◆ **Work order**: If a line of the data below holds the string "JSON", copy it.

====== Data ======

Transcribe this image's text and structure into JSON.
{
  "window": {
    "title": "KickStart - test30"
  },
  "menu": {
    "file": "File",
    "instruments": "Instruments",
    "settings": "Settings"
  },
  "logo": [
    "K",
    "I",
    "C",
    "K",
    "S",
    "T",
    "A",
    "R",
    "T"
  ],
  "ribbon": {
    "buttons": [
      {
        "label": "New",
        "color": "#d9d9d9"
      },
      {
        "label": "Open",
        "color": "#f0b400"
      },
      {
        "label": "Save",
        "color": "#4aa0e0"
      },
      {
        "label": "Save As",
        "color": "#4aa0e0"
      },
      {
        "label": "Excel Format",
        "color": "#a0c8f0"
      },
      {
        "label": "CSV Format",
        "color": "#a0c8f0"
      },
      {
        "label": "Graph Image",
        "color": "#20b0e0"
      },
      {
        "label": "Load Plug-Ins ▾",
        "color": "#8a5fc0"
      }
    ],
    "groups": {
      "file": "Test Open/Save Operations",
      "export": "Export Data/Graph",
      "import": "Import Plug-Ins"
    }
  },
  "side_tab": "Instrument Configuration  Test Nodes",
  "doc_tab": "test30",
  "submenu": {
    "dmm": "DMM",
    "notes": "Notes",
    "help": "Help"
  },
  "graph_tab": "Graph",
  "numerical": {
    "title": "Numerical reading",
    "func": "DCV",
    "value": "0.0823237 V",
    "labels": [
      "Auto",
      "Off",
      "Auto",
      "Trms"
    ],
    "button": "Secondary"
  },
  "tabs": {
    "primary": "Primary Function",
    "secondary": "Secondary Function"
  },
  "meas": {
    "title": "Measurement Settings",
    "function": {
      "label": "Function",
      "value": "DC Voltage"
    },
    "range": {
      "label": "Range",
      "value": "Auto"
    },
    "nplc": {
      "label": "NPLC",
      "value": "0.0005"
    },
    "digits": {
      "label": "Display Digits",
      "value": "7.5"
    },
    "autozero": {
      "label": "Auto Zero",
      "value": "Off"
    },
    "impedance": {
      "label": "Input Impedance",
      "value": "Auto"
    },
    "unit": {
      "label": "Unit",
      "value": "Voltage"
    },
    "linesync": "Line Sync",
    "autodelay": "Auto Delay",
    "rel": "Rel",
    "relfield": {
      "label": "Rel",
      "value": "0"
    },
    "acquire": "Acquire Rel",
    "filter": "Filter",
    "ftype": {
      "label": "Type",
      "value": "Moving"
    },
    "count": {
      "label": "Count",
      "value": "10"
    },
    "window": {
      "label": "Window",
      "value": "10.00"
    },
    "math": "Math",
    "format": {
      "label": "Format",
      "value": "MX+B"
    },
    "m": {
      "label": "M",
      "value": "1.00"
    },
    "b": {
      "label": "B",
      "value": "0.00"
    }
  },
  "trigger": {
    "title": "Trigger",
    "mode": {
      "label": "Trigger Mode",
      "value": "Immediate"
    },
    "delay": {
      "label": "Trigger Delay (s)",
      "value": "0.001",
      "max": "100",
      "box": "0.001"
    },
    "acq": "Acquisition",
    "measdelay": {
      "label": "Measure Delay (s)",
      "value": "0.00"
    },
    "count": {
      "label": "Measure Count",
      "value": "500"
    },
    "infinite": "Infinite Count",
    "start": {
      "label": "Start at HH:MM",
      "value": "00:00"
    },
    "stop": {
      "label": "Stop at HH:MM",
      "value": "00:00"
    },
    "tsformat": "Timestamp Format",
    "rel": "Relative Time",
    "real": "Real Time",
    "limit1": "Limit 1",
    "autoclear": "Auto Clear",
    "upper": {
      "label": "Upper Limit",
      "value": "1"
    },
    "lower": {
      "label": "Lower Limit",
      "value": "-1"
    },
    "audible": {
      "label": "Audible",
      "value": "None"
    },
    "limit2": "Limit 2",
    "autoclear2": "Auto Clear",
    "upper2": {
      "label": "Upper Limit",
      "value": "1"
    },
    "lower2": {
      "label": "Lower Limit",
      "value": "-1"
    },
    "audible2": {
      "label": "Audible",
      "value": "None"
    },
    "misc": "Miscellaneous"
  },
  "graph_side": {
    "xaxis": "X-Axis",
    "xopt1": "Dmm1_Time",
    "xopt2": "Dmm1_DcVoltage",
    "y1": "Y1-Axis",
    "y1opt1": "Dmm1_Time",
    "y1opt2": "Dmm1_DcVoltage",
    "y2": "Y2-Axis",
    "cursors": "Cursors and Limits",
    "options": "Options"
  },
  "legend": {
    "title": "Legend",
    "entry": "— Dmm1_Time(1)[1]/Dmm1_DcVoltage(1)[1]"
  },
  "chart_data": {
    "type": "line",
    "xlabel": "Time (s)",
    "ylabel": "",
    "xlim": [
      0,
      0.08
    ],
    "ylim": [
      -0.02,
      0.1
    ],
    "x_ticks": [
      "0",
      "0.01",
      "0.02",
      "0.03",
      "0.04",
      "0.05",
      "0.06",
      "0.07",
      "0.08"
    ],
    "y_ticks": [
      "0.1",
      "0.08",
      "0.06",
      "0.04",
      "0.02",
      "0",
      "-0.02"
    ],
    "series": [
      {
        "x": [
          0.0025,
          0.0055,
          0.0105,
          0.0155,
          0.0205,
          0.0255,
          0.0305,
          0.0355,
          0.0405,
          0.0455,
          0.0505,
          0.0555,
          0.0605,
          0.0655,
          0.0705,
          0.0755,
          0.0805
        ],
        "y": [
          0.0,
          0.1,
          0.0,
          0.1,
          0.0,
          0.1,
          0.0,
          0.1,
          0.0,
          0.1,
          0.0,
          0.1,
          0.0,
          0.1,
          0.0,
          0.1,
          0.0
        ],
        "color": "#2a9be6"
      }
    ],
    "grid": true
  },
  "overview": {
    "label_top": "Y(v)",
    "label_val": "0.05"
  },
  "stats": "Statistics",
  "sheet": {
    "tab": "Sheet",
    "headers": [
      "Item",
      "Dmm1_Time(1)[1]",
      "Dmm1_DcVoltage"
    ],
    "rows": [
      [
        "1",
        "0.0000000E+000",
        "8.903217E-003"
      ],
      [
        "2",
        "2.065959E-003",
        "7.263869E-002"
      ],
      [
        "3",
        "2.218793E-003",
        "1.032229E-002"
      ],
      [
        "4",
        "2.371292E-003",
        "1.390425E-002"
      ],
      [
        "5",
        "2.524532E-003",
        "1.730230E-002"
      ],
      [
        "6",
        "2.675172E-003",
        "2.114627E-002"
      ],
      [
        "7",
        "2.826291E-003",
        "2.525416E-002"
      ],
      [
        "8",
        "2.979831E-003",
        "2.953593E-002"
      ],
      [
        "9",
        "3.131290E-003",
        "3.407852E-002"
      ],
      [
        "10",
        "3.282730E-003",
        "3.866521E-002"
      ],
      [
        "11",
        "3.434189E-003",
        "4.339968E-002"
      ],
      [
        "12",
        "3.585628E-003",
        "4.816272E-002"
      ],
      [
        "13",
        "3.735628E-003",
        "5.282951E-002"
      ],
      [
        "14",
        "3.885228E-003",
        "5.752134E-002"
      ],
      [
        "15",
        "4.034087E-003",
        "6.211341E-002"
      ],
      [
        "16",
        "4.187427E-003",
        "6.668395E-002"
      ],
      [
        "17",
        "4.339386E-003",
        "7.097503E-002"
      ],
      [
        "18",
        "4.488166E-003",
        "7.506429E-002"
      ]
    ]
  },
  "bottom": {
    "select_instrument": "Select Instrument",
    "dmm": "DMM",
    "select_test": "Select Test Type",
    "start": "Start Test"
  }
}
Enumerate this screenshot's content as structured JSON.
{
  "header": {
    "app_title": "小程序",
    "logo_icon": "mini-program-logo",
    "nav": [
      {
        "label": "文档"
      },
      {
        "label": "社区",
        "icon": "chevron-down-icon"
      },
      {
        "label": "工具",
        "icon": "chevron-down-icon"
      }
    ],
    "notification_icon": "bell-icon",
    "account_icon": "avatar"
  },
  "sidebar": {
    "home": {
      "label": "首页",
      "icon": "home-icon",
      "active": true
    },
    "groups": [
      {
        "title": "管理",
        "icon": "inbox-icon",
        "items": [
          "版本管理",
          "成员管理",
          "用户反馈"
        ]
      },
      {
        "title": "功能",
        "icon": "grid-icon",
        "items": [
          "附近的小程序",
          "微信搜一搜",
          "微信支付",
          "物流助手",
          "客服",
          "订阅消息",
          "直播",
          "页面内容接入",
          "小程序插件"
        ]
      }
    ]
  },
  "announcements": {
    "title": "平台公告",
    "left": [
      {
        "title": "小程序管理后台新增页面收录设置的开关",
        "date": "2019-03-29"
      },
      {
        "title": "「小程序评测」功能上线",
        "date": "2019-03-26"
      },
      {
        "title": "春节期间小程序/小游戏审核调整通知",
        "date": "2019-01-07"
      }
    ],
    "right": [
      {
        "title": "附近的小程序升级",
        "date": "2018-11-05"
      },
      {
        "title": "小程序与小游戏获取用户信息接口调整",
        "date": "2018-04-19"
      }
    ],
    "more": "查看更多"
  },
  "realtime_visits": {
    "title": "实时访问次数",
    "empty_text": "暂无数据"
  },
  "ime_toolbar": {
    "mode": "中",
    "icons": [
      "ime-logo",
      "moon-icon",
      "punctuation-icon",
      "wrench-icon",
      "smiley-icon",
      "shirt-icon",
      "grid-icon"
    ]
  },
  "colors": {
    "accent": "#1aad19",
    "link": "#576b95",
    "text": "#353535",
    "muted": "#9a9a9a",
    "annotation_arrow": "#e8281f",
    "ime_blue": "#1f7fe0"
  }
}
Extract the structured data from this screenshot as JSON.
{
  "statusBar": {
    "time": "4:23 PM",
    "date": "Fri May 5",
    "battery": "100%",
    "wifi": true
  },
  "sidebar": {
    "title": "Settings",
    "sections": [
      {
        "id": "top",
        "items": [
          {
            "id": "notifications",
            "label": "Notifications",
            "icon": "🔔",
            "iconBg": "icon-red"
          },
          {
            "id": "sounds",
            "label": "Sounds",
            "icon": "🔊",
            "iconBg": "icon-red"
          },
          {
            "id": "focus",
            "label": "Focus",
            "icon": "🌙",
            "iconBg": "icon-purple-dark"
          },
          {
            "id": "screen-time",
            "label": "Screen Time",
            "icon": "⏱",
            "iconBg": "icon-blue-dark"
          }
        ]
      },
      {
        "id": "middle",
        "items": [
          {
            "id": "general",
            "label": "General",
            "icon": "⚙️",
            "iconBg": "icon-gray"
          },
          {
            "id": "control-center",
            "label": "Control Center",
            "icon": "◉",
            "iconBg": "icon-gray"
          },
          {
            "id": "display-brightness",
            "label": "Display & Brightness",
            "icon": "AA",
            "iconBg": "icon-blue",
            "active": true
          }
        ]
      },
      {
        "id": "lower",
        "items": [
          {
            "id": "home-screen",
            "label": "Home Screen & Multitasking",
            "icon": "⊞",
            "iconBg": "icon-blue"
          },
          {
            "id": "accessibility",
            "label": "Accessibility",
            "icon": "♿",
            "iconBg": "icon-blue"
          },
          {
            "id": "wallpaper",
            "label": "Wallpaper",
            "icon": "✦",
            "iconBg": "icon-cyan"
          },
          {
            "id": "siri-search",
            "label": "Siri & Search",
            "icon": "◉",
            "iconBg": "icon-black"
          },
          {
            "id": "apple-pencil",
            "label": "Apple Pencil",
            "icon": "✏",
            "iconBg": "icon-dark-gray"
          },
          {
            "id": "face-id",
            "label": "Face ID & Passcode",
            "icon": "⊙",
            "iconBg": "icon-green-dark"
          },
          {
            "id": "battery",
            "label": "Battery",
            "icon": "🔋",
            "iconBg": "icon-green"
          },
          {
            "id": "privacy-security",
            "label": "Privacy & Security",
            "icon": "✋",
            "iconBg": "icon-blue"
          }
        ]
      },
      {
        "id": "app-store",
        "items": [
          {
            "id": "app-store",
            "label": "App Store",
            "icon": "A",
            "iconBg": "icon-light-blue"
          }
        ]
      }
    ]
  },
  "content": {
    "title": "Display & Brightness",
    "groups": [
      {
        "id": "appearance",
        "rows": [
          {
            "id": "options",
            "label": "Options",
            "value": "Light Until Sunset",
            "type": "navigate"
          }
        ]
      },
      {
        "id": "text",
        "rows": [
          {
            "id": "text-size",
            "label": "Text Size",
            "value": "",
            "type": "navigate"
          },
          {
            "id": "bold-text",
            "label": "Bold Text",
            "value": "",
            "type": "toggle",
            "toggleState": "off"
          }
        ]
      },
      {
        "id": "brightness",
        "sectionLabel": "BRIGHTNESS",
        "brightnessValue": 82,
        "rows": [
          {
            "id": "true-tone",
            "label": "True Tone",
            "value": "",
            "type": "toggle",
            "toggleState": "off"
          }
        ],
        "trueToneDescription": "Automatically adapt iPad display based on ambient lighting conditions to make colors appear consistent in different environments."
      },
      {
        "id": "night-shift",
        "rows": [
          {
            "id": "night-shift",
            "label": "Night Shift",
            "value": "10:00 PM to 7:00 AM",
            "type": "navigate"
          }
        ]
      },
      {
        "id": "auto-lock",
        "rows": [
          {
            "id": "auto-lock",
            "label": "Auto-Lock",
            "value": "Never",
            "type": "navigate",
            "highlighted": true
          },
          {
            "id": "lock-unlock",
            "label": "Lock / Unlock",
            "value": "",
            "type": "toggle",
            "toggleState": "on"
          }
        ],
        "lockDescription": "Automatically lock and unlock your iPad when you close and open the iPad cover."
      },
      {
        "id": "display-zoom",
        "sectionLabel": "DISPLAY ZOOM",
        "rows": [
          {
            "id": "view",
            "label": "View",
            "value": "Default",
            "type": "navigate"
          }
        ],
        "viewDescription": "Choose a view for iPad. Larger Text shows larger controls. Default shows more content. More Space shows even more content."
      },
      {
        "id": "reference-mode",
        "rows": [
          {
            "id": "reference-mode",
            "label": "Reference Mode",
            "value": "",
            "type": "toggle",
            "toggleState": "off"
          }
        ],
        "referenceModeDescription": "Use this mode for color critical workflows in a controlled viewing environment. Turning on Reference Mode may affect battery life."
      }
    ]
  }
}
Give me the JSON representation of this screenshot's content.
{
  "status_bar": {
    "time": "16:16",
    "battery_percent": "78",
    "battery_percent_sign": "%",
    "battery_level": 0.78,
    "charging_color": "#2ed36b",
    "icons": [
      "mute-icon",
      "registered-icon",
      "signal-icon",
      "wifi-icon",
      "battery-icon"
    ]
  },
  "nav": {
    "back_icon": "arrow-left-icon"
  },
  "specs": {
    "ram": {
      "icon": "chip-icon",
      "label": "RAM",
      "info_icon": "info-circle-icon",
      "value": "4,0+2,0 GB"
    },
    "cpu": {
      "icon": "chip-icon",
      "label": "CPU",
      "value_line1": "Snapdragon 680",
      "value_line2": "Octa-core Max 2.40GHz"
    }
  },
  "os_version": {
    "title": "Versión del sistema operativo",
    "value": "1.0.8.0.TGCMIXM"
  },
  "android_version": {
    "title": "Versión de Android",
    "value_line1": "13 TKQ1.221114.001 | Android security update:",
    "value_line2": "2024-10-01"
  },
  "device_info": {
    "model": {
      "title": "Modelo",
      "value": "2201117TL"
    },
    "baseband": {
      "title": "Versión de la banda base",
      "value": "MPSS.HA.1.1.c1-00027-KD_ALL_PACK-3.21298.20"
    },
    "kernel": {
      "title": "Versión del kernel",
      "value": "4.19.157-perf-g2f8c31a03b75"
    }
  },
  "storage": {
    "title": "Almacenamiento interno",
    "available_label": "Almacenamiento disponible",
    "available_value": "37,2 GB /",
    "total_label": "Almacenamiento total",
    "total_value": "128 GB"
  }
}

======

◆ **Result**:
Transcribe this image's text and structure into JSON.
Enumerate this screenshot's content as structured JSON.
Extract the structured data from this screenshot as JSON.
Give me the JSON representation of this screenshot's content.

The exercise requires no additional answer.